First of all, if she (hopefully a she) is searching for a Jamaican in China and found my site, then that might indicate that she didn’t know about my site before she searched. That’s very interesting. How on earth did that subject (and that desire) come up on its own???? Did she have a friend who dated a Jamaican (or perhaps even THIS Jamaican), and now she wants one of her very own?

Second, according to the tracker, she’s in China already. Is she a Chinese woman who has heard the rumors? Is she a non-Chinese woman, who now finds herself in China, and who wants to recreate a past experience? It’s all quite fascinating, don’t you think? I do.

But, I think you’ll agree with me that the most important question, all kidding aside, and beyond a shadow of a doubt, is, well…


With that in mind, I present to you my new service:

“I Want to Date a Jamaican in China!”

Walt in Xishuangbanna on a date,

This could be you!

Yes, ladies, this could be you (and your friends, too! Don’t be selfish now!) For just a nominal hourly, weekly or monthly fee, you could be the envy of your friends and strangers throughout China when you stroll by with your very own foreign Jamaican “date!”

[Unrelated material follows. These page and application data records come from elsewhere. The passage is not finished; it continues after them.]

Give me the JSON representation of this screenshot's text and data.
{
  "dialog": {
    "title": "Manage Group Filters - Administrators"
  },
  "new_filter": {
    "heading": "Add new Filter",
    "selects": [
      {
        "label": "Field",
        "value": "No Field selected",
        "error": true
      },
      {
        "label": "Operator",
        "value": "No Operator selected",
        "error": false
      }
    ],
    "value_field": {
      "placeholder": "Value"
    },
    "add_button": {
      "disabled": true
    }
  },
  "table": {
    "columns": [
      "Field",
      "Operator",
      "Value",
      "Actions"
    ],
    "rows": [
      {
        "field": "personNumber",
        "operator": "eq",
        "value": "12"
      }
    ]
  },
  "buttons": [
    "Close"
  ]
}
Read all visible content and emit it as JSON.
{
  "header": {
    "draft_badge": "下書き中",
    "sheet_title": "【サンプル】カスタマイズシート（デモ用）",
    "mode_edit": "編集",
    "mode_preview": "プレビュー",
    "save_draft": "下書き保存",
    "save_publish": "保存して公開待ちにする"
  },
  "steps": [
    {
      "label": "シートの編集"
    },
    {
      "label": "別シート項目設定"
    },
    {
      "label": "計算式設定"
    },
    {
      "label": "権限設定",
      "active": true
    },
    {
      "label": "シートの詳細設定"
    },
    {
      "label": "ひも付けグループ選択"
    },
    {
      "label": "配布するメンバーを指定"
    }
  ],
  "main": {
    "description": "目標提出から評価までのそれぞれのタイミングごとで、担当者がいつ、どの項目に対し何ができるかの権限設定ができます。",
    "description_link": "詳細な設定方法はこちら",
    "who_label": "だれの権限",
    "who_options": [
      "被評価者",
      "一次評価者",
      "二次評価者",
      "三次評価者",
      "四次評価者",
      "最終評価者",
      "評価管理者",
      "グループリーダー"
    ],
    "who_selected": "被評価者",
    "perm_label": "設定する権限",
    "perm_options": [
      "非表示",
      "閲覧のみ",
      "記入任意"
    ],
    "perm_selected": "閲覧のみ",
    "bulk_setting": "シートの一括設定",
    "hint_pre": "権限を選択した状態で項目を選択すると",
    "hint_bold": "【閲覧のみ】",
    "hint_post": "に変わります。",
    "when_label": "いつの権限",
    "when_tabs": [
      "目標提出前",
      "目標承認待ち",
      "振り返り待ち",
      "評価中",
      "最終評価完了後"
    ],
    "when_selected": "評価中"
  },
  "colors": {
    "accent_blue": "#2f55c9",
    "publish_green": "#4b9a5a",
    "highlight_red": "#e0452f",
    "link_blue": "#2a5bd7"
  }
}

That’s right. They’ll ask (and you’ll NOW KNOW the answer to all the questions everyone is curious about). What questions? Use your imagination, ladies, and don’t play coy with us. We know you know.

Some restrictions, but big benefits apply. Inquire now for details.

And because I have entirely too much time on my hands, here’s the ad I envision. (I’ll have to create one in Chinese, too!)

the ad for walt's ja make a date service

click to view poster-sized, screensaver suitable ad


Um, don’t they have laws to describe this sort of thing?